*** Opening PROVIDED MATERIAL ***

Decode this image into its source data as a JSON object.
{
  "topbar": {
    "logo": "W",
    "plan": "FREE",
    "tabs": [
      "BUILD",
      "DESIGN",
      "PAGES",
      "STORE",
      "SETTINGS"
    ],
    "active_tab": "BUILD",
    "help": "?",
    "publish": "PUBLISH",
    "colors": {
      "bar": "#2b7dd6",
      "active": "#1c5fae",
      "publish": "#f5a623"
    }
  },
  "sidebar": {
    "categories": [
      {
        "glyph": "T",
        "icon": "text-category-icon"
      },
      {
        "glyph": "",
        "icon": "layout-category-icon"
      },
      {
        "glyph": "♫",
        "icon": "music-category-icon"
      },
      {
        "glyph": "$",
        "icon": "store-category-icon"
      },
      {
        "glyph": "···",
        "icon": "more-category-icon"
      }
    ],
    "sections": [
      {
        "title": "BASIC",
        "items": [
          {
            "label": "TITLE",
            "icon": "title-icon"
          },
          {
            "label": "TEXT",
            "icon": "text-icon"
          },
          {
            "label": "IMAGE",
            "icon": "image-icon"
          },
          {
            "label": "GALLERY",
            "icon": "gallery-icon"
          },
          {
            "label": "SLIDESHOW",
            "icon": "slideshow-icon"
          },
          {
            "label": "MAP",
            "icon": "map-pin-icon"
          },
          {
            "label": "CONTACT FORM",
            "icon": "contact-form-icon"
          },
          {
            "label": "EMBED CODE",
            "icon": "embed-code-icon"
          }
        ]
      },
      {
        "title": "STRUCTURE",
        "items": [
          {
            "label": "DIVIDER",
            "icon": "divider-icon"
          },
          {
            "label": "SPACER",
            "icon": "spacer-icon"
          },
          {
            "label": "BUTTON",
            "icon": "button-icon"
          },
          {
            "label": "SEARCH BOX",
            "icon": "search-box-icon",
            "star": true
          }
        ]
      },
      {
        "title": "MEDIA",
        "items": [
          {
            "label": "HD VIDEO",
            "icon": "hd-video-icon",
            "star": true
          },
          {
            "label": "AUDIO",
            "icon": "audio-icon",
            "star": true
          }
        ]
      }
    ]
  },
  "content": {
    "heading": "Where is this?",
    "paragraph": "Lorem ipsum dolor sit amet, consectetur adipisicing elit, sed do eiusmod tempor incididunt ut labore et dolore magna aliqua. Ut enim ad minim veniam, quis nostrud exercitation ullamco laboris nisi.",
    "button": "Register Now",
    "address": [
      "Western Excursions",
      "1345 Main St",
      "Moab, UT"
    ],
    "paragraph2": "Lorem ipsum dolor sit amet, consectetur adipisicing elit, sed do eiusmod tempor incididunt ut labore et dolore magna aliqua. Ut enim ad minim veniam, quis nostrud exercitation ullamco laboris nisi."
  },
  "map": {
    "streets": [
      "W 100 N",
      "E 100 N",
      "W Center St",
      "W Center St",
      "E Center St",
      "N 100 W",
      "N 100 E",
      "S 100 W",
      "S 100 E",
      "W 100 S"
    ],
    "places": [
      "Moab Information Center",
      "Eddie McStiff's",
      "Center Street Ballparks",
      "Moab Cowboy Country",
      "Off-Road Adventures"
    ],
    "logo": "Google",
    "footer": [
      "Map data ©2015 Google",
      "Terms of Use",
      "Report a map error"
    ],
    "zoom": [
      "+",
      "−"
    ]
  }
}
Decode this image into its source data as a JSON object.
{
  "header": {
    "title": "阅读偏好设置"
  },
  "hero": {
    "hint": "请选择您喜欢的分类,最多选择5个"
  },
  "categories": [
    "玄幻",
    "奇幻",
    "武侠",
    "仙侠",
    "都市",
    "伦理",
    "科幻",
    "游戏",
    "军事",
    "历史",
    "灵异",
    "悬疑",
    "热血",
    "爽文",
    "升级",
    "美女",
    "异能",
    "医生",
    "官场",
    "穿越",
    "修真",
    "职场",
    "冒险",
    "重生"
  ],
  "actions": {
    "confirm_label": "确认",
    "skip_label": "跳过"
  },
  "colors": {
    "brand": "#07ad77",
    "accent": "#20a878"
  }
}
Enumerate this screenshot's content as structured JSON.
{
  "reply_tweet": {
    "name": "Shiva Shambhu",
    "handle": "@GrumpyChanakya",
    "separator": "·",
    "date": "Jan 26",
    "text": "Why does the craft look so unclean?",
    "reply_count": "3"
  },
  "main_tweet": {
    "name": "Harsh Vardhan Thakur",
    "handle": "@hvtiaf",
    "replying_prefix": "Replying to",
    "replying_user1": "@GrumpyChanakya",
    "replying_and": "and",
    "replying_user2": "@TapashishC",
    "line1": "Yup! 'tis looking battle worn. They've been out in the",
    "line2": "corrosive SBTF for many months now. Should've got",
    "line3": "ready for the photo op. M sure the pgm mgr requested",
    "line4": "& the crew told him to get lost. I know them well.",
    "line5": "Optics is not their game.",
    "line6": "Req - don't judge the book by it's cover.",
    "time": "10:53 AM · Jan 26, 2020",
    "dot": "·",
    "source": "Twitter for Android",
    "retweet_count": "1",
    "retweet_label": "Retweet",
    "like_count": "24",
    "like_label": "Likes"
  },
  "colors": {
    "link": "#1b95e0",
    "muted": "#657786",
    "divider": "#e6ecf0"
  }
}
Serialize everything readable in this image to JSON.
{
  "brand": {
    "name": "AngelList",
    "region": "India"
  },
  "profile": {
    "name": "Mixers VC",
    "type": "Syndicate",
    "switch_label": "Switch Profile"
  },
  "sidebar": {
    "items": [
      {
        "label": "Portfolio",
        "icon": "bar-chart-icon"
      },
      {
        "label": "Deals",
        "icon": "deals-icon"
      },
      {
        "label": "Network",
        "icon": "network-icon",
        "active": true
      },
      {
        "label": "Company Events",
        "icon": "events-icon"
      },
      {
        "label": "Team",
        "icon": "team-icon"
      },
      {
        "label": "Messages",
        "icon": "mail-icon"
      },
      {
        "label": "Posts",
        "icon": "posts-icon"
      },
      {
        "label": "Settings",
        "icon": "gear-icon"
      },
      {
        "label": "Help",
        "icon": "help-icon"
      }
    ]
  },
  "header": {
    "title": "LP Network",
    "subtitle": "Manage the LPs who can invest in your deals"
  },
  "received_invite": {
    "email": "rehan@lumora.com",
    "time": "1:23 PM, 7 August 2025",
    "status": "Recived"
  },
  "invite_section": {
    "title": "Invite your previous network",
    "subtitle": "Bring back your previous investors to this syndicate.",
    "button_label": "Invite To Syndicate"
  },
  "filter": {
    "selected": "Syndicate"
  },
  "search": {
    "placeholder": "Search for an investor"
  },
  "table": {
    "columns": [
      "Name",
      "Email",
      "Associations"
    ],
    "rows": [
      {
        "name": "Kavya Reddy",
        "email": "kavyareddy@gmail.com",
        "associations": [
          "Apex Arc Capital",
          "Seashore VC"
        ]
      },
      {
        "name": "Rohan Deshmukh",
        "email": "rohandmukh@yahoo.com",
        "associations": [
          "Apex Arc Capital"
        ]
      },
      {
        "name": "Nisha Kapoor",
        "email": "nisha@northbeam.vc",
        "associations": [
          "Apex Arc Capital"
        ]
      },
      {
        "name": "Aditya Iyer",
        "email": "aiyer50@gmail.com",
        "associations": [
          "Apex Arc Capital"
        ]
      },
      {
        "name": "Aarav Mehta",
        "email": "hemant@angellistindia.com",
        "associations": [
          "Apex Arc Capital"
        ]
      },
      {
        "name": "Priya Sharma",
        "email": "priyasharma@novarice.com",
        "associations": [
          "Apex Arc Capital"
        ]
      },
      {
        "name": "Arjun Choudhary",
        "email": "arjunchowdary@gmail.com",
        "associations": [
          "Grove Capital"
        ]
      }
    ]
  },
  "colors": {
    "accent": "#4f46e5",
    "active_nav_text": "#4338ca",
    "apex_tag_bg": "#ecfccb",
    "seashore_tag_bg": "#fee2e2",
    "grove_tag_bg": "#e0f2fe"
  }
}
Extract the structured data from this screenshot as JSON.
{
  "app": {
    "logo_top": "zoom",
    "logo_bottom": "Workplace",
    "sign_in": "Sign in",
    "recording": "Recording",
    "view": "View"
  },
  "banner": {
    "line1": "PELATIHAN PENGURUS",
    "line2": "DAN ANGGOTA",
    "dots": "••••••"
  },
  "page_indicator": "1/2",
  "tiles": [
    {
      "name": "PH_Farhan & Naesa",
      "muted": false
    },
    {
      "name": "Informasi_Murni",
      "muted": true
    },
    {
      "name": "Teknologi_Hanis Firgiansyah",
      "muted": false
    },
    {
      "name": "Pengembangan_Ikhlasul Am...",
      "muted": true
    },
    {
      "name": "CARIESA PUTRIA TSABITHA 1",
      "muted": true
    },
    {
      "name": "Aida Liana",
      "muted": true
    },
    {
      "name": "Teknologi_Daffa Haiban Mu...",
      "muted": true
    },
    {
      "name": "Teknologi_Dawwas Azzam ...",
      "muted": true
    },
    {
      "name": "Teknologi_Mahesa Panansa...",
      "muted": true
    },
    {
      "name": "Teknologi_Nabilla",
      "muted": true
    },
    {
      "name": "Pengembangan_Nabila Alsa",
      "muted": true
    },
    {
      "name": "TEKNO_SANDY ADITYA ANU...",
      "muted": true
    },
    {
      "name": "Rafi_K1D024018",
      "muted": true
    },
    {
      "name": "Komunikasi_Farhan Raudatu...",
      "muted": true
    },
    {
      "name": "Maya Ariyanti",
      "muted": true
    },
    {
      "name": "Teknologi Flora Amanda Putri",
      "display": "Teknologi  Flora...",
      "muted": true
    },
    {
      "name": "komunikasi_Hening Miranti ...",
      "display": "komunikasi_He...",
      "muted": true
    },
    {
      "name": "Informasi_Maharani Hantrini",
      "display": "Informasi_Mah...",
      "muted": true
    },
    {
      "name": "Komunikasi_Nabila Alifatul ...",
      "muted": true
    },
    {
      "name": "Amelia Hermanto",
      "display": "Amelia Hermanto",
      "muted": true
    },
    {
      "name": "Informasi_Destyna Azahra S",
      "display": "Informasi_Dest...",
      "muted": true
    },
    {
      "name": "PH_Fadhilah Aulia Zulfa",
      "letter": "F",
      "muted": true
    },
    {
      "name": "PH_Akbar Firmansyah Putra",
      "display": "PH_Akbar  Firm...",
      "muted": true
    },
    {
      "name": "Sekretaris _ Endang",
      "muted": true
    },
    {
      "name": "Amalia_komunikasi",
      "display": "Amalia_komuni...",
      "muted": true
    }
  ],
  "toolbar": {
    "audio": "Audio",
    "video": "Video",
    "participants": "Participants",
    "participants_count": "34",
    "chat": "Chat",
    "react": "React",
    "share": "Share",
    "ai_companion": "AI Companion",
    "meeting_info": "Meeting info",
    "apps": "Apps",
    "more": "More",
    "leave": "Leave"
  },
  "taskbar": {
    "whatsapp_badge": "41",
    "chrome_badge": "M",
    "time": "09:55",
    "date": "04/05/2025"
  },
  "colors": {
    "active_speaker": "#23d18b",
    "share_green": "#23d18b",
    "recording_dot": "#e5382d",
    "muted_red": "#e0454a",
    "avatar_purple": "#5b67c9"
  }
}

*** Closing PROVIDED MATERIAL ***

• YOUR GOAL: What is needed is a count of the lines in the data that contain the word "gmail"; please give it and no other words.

• EXERCISE OUTPUT: 3